── EXTRACTED RECORDS ──
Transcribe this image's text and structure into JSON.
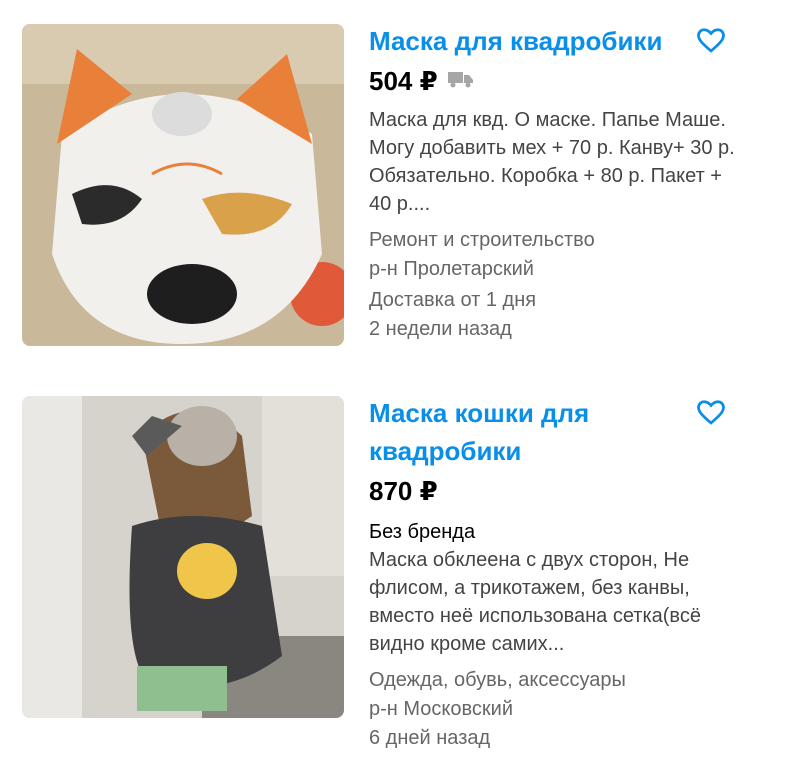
{
  "listings": [
    {
      "title": "Маска для квадробики",
      "price": "504 ₽",
      "description": "Маска для квд. О маске. Папье Маше. Могу добавить мех + 70 р. Канву+ 30 р. Обязательно. Коробка + 80 р. Пакет + 40 р....",
      "category": "Ремонт и строительство",
      "district": "р-н Пролетарский",
      "delivery": "Доставка от 1 дня",
      "posted": "2 недели назад",
      "icons": {
        "favorite": "heart-outline-icon",
        "delivery": "truck-icon"
      }
    },
    {
      "title": "Маска кошки для квадробики",
      "price": "870 ₽",
      "brand": "Без бренда",
      "description": "Маска обклеена с двух сторон, Не флисом, а трикотажем, без канвы, вместо неё использована сетка(всё видно кроме самих...",
      "category": "Одежда, обувь, аксессуары",
      "district": "р-н Московский",
      "posted": "6 дней назад",
      "icons": {
        "favorite": "heart-outline-icon"
      }
    }
  ],
  "colors": {
    "title": "#0a8fe8",
    "favorite": "#0a8fe8",
    "meta": "#666666",
    "delivery_icon": "#a6a6a6"
  }
}
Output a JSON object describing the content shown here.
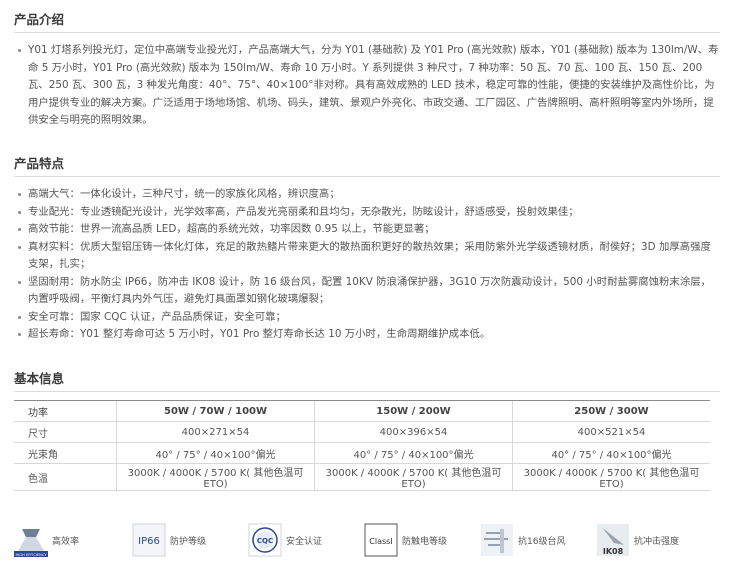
{
  "intro": {
    "title": "产品介绍",
    "text": "Y01 灯塔系列投光灯，定位中高端专业投光灯，产品高端大气，分为 Y01 (基础款) 及 Y01 Pro (高光效款) 版本，Y01 (基础款) 版本为 130lm/W、寿命 5 万小时，Y01 Pro (高光效款) 版本为 150lm/W、寿命 10 万小时。Y 系列提供 3 种尺寸，7 种功率：50 瓦、70 瓦、100 瓦、150 瓦、200 瓦、250 瓦、300 瓦，3 种发光角度：40°、75°、40×100°非对称。具有高效成熟的 LED 技术，稳定可靠的性能，便捷的安装维护及高性价比，为用户提供专业的解决方案。广泛适用于场地场馆、机场、码头，建筑、景观户外亮化、市政交通、工厂园区、广告牌照明、高杆照明等室内外场所，提供安全与明亮的照明效果。"
  },
  "features": {
    "title": "产品特点",
    "items": [
      "高端大气：一体化设计，三种尺寸，统一的家族化风格，辨识度高；",
      "专业配光：专业透镜配光设计，光学效率高，产品发光亮丽柔和且均匀，无杂散光，防眩设计，舒适感受，投射效果佳；",
      "高效节能：世界一流高品质 LED，超高的系统光效，功率因数 0.95 以上，节能更显著；",
      "真材实料：优质大型铝压铸一体化灯体，充足的散热鳍片带来更大的散热面积更好的散热效果；采用防紫外光学级透镜材质，耐侯好；3D 加厚高强度支架，扎实；",
      "坚固耐用：防水防尘 IP66，防冲击 IK08 设计，防 16 级台风，配置 10KV 防浪涌保护器，3G10 万次防震动设计，500 小时耐盐雾腐蚀粉末涂层，内置呼吸阀，平衡灯具内外气压，避免灯具面罩如钢化玻璃爆裂；",
      "安全可靠：国家 CQC 认证，产品品质保证，安全可靠；",
      "超长寿命：Y01 整灯寿命可达 5 万小时，Y01 Pro 整灯寿命长达 10 万小时，生命周期维护成本低。"
    ]
  },
  "basic": {
    "title": "基本信息",
    "rows": [
      {
        "label": "功率",
        "cells": [
          "50W / 70W / 100W",
          "150W / 200W",
          "250W / 300W"
        ]
      },
      {
        "label": "尺寸",
        "cells": [
          "400×271×54",
          "400×396×54",
          "400×521×54"
        ]
      },
      {
        "label": "光束角",
        "cells": [
          "40° / 75° / 40×100°偏光",
          "40° / 75° / 40×100°偏光",
          "40° / 75° / 40×100°偏光"
        ]
      },
      {
        "label": "色温",
        "cells": [
          "3000K / 4000K / 5700 K( 其他色温可 ETO)",
          "3000K / 4000K / 5700 K( 其他色温可 ETO)",
          "3000K / 4000K / 5700 K( 其他色温可 ETO)"
        ]
      }
    ]
  },
  "badges": [
    {
      "icon": "high-efficiency-icon",
      "icon_text": "HIGH EFFICIENCY",
      "label": "高效率"
    },
    {
      "icon": "ip66-icon",
      "icon_text": "IP66",
      "label": "防护等级"
    },
    {
      "icon": "cqc-icon",
      "icon_text": "CQC",
      "label": "安全认证"
    },
    {
      "icon": "class-i-icon",
      "icon_text": "ClassI",
      "label": "防触电等级"
    },
    {
      "icon": "typhoon-icon",
      "label": "抗16级台风"
    },
    {
      "icon": "ik08-icon",
      "icon_text": "IK08",
      "label": "抗冲击强度"
    }
  ]
}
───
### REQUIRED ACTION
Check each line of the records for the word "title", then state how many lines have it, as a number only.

### TASK ANSWER
6